# WORK TASK
For the entries that follow, tally the lines holding the string "allows". Give the total and nothing else.

++++ SOURCE DATA ++++

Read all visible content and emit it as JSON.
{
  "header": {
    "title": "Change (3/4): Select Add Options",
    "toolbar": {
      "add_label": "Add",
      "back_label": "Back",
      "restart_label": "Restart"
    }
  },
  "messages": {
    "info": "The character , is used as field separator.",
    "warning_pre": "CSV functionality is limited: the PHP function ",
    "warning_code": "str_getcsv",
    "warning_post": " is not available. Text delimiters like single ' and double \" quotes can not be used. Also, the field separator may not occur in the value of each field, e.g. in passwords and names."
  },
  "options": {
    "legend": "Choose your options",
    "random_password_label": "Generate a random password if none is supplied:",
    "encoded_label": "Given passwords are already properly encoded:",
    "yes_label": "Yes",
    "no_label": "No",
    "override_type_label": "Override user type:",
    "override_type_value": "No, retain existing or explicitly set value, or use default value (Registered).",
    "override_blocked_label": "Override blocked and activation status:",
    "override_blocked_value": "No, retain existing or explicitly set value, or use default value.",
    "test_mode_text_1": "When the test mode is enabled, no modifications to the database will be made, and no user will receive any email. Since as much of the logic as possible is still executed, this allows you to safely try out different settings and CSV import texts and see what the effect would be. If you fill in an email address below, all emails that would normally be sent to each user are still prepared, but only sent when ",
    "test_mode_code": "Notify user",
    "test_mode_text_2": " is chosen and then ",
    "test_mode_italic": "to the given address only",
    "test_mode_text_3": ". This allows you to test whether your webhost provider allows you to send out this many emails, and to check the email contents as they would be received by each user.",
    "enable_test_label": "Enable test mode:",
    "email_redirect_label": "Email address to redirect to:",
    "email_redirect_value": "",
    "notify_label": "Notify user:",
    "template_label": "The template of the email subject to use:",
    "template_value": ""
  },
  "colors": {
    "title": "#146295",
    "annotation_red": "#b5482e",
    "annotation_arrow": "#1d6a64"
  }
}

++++

# RESPONSE TO THE TASK
2